====== Records provided ======

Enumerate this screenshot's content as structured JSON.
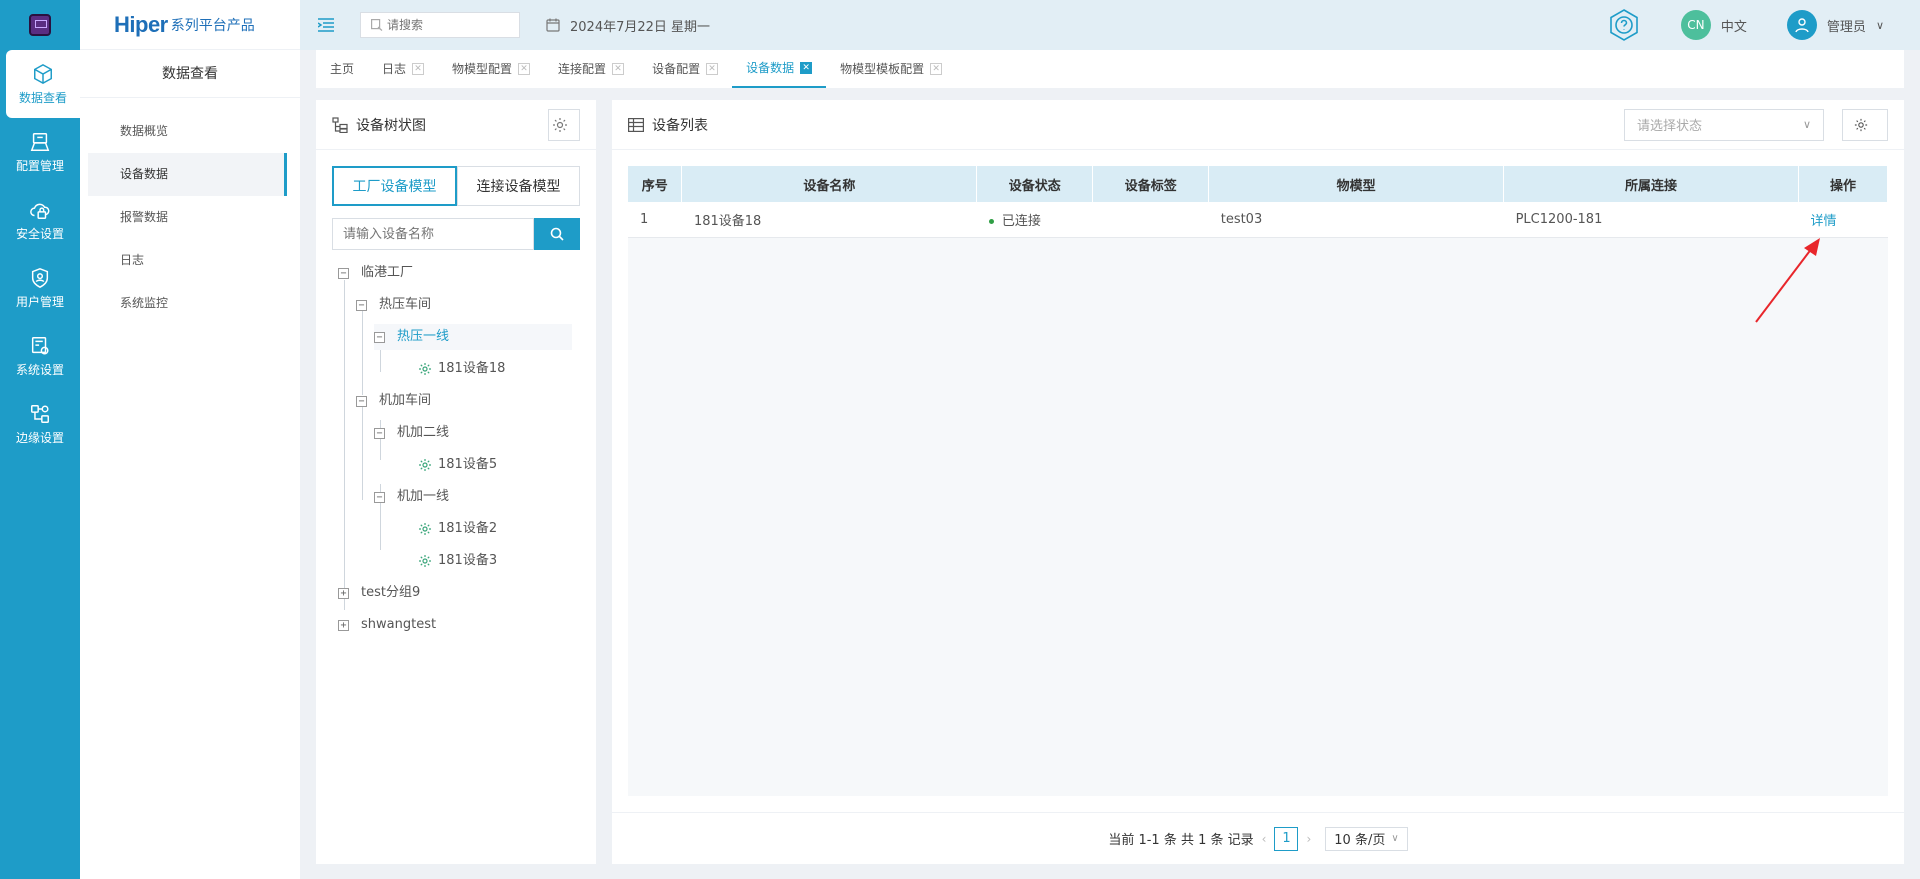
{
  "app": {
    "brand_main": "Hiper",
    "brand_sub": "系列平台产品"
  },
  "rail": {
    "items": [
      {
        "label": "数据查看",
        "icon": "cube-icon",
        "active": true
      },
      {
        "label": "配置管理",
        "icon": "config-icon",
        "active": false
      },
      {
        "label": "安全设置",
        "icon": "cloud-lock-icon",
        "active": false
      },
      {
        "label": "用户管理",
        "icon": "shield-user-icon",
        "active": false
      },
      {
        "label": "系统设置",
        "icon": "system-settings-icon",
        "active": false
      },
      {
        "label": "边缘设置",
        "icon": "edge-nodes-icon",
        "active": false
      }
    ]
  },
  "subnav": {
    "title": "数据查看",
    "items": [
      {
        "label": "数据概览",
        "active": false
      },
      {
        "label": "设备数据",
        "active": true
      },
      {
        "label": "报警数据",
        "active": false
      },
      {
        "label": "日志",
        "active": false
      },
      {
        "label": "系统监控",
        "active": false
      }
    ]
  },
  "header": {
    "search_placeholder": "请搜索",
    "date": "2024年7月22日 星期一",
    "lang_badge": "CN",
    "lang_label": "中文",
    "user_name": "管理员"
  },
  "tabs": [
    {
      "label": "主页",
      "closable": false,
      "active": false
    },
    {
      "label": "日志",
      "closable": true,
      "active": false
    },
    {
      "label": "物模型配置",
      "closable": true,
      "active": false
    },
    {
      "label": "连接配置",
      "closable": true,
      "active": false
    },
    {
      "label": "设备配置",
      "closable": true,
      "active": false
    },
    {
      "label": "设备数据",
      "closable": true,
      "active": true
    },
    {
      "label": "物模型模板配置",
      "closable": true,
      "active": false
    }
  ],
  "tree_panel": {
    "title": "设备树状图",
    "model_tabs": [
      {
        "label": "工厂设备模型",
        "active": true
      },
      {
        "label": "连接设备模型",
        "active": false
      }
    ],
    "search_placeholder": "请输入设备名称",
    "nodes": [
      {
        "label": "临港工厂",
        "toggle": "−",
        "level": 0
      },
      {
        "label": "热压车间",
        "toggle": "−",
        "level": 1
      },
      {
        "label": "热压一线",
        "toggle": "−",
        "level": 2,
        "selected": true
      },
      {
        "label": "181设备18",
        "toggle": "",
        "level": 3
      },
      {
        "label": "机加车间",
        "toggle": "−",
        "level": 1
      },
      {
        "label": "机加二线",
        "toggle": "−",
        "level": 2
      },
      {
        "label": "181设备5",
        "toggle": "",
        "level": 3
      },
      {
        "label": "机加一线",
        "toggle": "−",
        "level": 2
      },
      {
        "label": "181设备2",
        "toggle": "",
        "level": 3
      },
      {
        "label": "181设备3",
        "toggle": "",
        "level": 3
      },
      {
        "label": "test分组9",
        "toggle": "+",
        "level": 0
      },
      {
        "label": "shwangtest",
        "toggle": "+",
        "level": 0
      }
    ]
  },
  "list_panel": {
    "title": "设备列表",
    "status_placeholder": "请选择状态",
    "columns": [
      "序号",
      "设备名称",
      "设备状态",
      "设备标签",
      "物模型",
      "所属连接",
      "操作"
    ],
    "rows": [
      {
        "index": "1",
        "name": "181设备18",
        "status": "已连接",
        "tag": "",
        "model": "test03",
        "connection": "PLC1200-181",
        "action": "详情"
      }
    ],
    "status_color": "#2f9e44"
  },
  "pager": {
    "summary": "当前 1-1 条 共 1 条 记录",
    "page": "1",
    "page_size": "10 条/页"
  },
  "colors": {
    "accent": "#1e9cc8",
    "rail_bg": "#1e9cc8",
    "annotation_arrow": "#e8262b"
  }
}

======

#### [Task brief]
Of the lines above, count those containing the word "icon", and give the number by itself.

#### [Your solution]
6